Founder Charles Veley is a retired software executive from San Francisco. After cashing out in 1999, he spent his time and earnings traveling the world. He set up the website and according to their members, the world is made up of 673 countries, territories, autonomous regions, enclaves, geographically separated island groups and major states and provinces. Just to be clear: there aren’t 673 countries in the world. The United Nations lists 193. But to visit all 673 of the places Charles lists on his site would be to go “everywhere”. Charles is listed at the top, having visited a whopping 629 of them. I, on the other hand, have only been to 102. I know – I’m a slacker. Actually, I checked out some of Charles’ travels and that man hops around way too much. By the looks of the dates of his travels, as recorded on his site, Charles sometimes went to four places in one day! That’s crazy. I keep reminding myself that traveling is not just about putting pins on a map (though it is fun and I still stare at my map every day). My goal is not just to set foot on the soil of a particular place but to really see it, understand the culture, the people, the food, everything. But don’t get me wrong!
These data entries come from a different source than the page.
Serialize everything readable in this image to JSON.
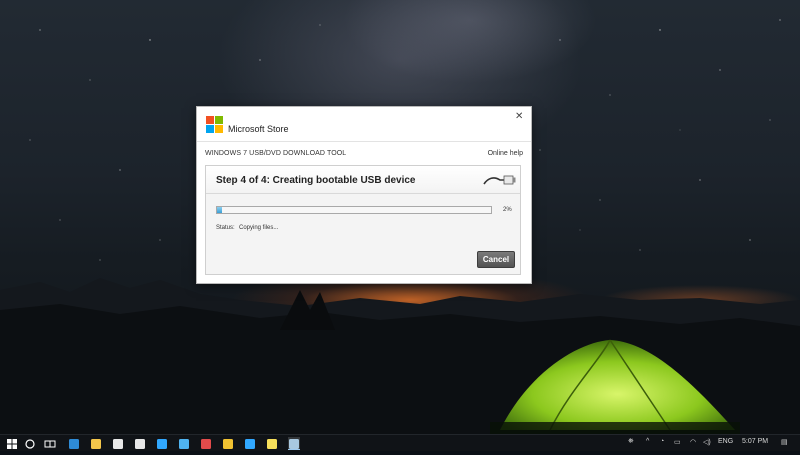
{
  "dialog": {
    "app_title": "Microsoft Store",
    "close_glyph": "✕",
    "tool_title": "WINDOWS 7 USB/DVD DOWNLOAD TOOL",
    "help_link": "Online help",
    "step_title": "Step 4 of 4: Creating bootable USB device",
    "progress": {
      "value_percent": 2,
      "label": "2%"
    },
    "status_label": "Status:",
    "status_value": "Copying files...",
    "cancel_label": "Cancel",
    "logo_colors": [
      "#f25022",
      "#7fba00",
      "#00a4ef",
      "#ffb900"
    ]
  },
  "taskbar": {
    "apps": [
      {
        "name": "start-icon",
        "color": "#ffffff"
      },
      {
        "name": "cortana-icon",
        "color": "#ffffff"
      },
      {
        "name": "task-view-icon",
        "color": "#ffffff"
      },
      {
        "name": "edge-icon",
        "color": "#2e8bd6"
      },
      {
        "name": "file-explorer-icon",
        "color": "#f3c64b"
      },
      {
        "name": "store-icon",
        "color": "#e8e8e8"
      },
      {
        "name": "mail-icon",
        "color": "#e8e8e8"
      },
      {
        "name": "photoshop-icon",
        "color": "#31a8ff"
      },
      {
        "name": "app-icon",
        "color": "#4fb3f0"
      },
      {
        "name": "app-icon-red",
        "color": "#e24b4b"
      },
      {
        "name": "chrome-icon",
        "color": "#f1c232"
      },
      {
        "name": "photoshop-icon-2",
        "color": "#31a8ff"
      },
      {
        "name": "sticky-notes-icon",
        "color": "#f7e05b"
      },
      {
        "name": "usb-tool-icon",
        "color": "#a8c8e0"
      }
    ],
    "tray": {
      "language": "ENG",
      "time": "5:07 PM"
    }
  }
}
I’m still envious of Charles and I have some serious catching up to do! By the time I’m 80, I hope to have all 673 pins on my map.
Before the Internet, travel enthusiasts would often spend time clipping travel articles from magazines. Many still do this but it’s not very organized or convenient. Then came along Warner Johnson, a Harlem-based entrepreneur who launched a new type of web-based travel service that the NY Times calls the first aggregator of glossy news. Warner and his crew spent months going back two years, reading old issues of Vogue, Tatler, British Harper's Bazaar, Daily Candy, The FT, Vanity Fair, W, Wallpaper, Town and Country, Elle and Elle Decor. They then listed that content on their website, so people could find information on where to stay and where to eat at destinations around the world. Any Internet user can peruse their offerings for free and can “clip” interesting tidbits and store them in an online file. If you missed something or want to write your own post, you can do so in your “My Clippings” file. It’s pretty handy; you should try it out.